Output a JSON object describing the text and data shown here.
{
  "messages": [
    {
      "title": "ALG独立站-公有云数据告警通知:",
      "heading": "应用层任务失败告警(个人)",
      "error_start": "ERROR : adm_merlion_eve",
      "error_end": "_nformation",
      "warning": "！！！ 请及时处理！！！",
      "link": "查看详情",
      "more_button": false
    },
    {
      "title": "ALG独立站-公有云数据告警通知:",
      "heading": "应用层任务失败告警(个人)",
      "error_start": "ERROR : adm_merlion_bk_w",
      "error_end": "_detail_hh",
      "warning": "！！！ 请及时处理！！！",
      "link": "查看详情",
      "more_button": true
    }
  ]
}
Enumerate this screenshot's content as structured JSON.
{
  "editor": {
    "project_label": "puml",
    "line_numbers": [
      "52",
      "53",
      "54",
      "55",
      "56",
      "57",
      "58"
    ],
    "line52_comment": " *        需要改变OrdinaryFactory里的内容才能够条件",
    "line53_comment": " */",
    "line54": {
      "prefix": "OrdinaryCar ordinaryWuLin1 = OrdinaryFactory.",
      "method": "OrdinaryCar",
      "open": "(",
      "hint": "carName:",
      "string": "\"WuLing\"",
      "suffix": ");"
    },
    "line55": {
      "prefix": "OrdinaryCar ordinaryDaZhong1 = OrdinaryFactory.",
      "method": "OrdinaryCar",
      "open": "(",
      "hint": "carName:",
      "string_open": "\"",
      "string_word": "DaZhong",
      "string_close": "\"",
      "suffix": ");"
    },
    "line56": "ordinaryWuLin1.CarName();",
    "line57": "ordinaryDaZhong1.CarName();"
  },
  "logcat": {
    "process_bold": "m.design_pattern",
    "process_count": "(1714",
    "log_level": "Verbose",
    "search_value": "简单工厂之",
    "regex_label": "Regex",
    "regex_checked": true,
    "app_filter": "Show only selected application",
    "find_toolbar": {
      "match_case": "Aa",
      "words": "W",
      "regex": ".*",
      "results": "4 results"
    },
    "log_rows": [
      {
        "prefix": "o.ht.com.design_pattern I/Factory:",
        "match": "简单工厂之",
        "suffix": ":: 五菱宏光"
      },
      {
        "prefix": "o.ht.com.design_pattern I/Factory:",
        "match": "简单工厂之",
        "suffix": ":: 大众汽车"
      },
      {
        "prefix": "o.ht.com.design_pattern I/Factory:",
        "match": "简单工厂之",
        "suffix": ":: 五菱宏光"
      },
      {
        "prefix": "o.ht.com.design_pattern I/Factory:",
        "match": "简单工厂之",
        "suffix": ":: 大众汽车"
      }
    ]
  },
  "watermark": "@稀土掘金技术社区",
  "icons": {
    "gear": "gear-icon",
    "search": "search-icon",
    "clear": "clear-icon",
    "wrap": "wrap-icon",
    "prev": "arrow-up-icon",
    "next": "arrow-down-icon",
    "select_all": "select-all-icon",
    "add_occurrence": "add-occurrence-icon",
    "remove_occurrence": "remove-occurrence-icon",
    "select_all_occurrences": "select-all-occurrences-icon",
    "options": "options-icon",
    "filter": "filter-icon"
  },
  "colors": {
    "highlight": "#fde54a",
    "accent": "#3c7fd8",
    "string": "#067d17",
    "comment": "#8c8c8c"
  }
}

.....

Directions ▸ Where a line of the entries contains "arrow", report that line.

Your solution ▸
    "prev": "arrow-up-icon",
    "next": "arrow-down-icon",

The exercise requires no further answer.